I’m kinda stuck following several guides on setting-up a static IP on my Vbox, i tried several guides but to no avail it doesn’t solve my problem.
I followed guides where in i have inputted IPv4 / default gateway etc and stuff but i still get eth0 device-not-running problem and still can’t do a test ping. Anyone had the same problem too?
Your mentioning of VBox is relevant here. Is openSUSE running as a guest? You have a choice to make as to how you configure the network adapater. FWIW, I prefer to use bridge mode (configured via VBox… Settings > Network) so that my guest appears as just another host on my LAN. Your situation might be different. You need to understand the choices before you can proceed with configuring your guest https://www.thomas-krenn.com/en/wiki/Network_Configuration_in_VirtualBox
Yup, I already did yast > yast lan configuration also adding manual configuration on /etc/udev/rules.d/70-persistent-net.rules upon seeing some guides and applied it but still to no avail eth0 doesn’t work and still at eth0 device-not-running whenever i ifconfig, also… i tried ifup eth0 but it doesn’t give me result ctrl+C also gives the same problem device-not-running but i can ping my static IP back. not sure if it runs as guest, but i use the root to log-in.
I walk 2-3 yards away to get my things done, since i cannot research on stuff to get through my issue since i can’t get myself connected through the internet due to my problem.
I am following a set-up guide on installing this stuff, but it seems the problem is beyond the installation guide i’m reading, so i will manually write down the ethernet device node to get my problem solve and type it back in here
give me a couple. and it is a guest OS.
Always provide complete details.
So, for instance if you’re following a guide, then post a link to that guide or describe where it can be found.
That udev rule you wrote should be removed.
Don’t even want to know what is in it, I’m sure it’s irrelevant at best and harmful at worst.
The reason why is because when you install a Virtualbox Guest, your install will automatically create a <virtualbox virtual network adapter> by default which is not dependent on any kind of hardware recognition (which udev might do for you). The virtual network network adapter will exist, and be the same on all systems regardless of the hardware… That’s one of the beneficial features of virtualization, you don’t have to worry so much about working hardware… The general principle is that if the hardware works for the HostOS, then it will work for the Guests.
You should also get used to good practices, particularly a Standard Operating Procedure when troubleshooting your networking.
ip addr - not ifconfig which is being deprecated. And ip addr displays some things ifconfig doesn’t.
ip route - displays your default gateway and any other routing.
cat /etc/resolv.conf - For hostname resolution using DNS
ping - verify network connectivity between hosts
telnet - probe network connectivity to specific services on remote hosts
You should take care how and what you write in your post.
A run-on streaming statement isn’t going to be well understood by people willing to help you.
You should be as detailed as possible <providing specifics> like your actual “ip addr” result so people don’t have to guess.
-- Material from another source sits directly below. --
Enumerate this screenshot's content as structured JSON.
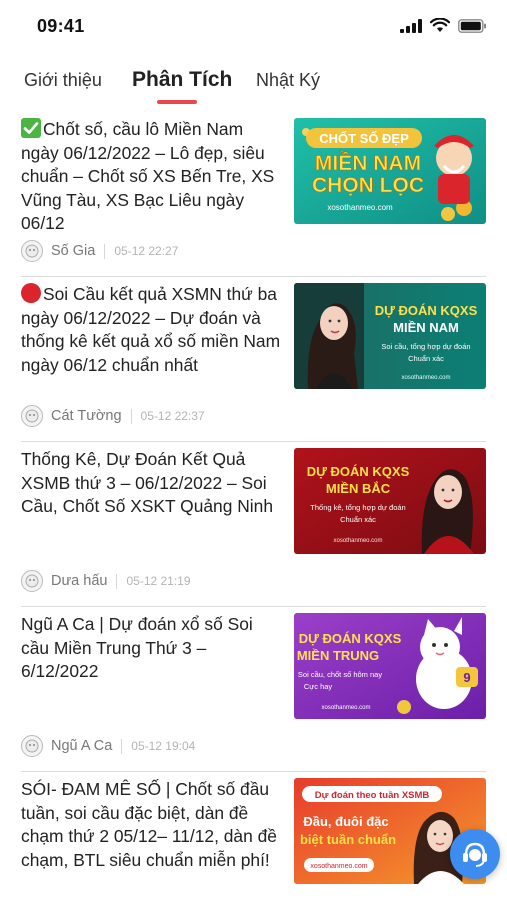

Why do you insist on running ifconfig?
It’s not providing all the info that’s necessary, but the info that is provided looks OK.
[EDIT] I see you posted the ip addr after I posted this response. Note the difference, how the netmask is provided.
Proceed as I describe below.
netmask, default gateway info, and optionally name resolution.
Compare your Guest address to your HostOS, if you configured your NetworkID the same and have a unique Host IP address, you should be able to at least ping other machines on the network by IP address.
If you can’t ping, then I’d suggest you verify that your virtualbox Guest networking properties is property set to bridging mode.
If this is all new to you,
I recommend to all new Users to set up their machines with DHCP and NAT first just to get their machines working because all virtualization technologies make it drop-dead easy to setup with a NAT DHCP server. After the machine is verified working, the machine can easily be re-configured with a static address connecting to the physical network using a bridging mode connection.
I’ve tried running ip addr but still wasn’t able to locate
netmask, default gateway was 192.168.1.1, and for the optionally name resolution also with no luck.
I may have confused quite a lot using the term vbox, its actually a vicibox i am trying to configure. and also trying to ping another PC i only have 1 lan port on my router which is ported to the PC i am trying to configure alone. tell me if i can make things less vague for you, i’ll run some commands and forward output.
But, unless working on an ancient kernel(kernel > 4 years old?), or dependent apps that still invoke ifconfig (yes, they’re still around and unmaintained may never update), I don’t know if there is a good reason to use ifconfig.
That is a public IP address. Is your machine is directly connected to the internet? I assume you’re connecting via a DSL service of some sort, but you appear to have no router/firewall between your service provider and the machine your connecting with.
Yes sir, i am connecting directly from a modem that is provided by my ISP, will it be possible to enable eth0 if i plug and configure a router between connection? Yes sir DSL/Fibr optics and it was a static IP line i have here